Cooking and I have a very close relationship. If a person pays close attention to what I am preparing, they can pretty much tell what mood I’m in and whether I am healthy or on the edge of sick. Overall, my cooking is beginning to lean more and more towards Middle Eastern and Thai. I’ve learned that when I prepare foods from those areas that my body responds better and heals faster. So, now when I fix chicken soup, well, it isn’t the soup I learned to prepare when I was growing up. Here is the soup that I fixed literally the day before I came down with my current summer cold. I think had I paid attention to the ingredient list and what I was making, I might have picked up a few “anti-cold” meds too, lol but even the cook doesn’t always know how the soup will turn out 😉

Thai Lemon-Ginger Chicken Soup
1 3-4 pound chicken (I never cut them up. I just boil them whole until they fall/pull off the bone)
½ large white onion sliced
½ large red onion sliced
1/2-3/4 cup sliced mushrooms (depends on your taste)
1 C fresh green beans broken into bite size chunks
1 large salad pack of baby spinach, gently shredded
½ package of shredded broccoli/carrot/cabbage for salad (not mixed up just the veggies)
¾ C orzo uncooked
½ of a large palm of fresh ginger shredded or diced (I do both depending on my mood)
¼-1/2 C Mazzi’s Thai Sweet Chili Sauce
1 32 oz Chicken Broth
Zest of 1 large lemon (NO WHITE PITH. The pith makes it VERY bitter!)
Juice of the same lemon
3 egg yolks
½ Tbs Lemon pepper (more can be added later if your lemon is not strong.)
½ tsp Cumin
½ tsp Ground Mustard
½ tsp Cilantro
2 heaping TBS fresh minced Garlic (or jar garlic)
Salt to taste (I have actually forgotten to salt it a few times)

1) Take out the inside bag of organs from the chicken. Boil the chicken with the WHITE onion, lemon-pepper, garlic, and a touch of salt for the water. I usually bring the water almost up to coat the top of the chicken then layer the spices thickly on top. This will take up to an hour depending on your stove and how hot you boil things. Where I live, I can’t use “high” or the fire alarm goes off, so some things take a bit more time to cook.
2) You will know that the chicken is done when you touch a knife or a fork to it and the flesh falls away from the bones. At this point I set out a huge bowl with a colander in it. DO NOT throw away the water! You want it to help make the soup! Strain the chicken.
3) After it has cooled, remove the chicken from the bones and put it back into the pot.
4) Add the broth, the veggies (red onion, spinach, green beams, broccoli mix, garlic), lemon zest, and the spices at this time. Simmer/low boil for 1 hour. (Here I put a lid cracked to the side a little to let some of the steam stay inside. Just check it and stir occasionally.)
5) Save out about 2-3 cups of the water you boiled the chicken in a medium bowl. Add the rest of the mix except the fat to the new soup. (Here I use a turkey baster so I’m pulling up from the bottom and avoiding the fat on top.)
6) With the last 2-3 cups, add the 3 egg yolks. Whisk them into it. This you will add to the soup. It will thicken it, giving it a murky depth.
7) Add the Thai Sweet Chili Sauce, stir it in well. (You may choose to add more if you want it spicier.)
8) Add the orzo and the lemon juice. Return to boil. Orzo cooks very fast and will retain its shape over time.
9) Taste. At this point you may or may not choose to add salt.
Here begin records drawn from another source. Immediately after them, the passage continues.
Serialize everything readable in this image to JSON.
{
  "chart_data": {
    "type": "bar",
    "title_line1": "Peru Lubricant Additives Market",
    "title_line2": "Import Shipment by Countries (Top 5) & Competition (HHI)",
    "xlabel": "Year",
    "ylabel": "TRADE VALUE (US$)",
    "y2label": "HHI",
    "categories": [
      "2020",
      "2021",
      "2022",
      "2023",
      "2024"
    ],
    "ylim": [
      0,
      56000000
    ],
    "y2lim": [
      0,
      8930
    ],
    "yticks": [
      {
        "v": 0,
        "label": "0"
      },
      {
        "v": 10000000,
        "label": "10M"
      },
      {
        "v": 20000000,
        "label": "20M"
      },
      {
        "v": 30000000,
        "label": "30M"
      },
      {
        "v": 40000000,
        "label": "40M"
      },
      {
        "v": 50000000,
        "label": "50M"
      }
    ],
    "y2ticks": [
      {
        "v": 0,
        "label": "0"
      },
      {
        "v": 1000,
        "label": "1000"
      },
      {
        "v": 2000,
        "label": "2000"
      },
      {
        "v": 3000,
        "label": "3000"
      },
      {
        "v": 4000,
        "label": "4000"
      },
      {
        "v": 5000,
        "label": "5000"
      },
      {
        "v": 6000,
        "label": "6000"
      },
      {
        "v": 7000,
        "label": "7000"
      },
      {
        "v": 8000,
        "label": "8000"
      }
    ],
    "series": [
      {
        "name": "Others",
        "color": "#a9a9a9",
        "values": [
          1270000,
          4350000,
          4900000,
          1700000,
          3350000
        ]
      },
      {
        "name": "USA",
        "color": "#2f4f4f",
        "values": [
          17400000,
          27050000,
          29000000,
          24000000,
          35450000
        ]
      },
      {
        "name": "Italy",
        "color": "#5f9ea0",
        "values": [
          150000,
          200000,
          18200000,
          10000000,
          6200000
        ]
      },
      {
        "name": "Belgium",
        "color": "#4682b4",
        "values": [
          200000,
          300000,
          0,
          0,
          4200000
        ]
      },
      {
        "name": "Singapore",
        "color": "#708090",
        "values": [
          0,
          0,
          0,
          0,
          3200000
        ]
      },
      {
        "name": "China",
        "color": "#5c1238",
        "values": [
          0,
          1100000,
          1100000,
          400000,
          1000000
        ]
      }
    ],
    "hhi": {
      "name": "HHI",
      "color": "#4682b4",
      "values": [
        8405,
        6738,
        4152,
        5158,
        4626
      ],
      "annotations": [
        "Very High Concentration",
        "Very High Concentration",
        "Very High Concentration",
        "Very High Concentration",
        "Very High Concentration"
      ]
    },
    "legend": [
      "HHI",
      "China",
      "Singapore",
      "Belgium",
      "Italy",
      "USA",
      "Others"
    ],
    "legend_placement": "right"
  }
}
Serve hot once the orzo is cooked.

This makes a nice soup pot for a gathering. It also freezes well for those of us with smaller families who cook big and need to freeze for later 


Leave a Reply

Fill in your details below or click an icon to log in: Logo

You are commenting using your account. Log Out /  Change )

Google+ photo

You are commenting using your Google+ account. Log Out /  Change )

Twitter picture

You are commenting using your Twitter account. Log Out /  Change )

Facebook photo

You are commenting using your Facebook account. Log Out /  Change )


Connecting to %s

%d bloggers like this: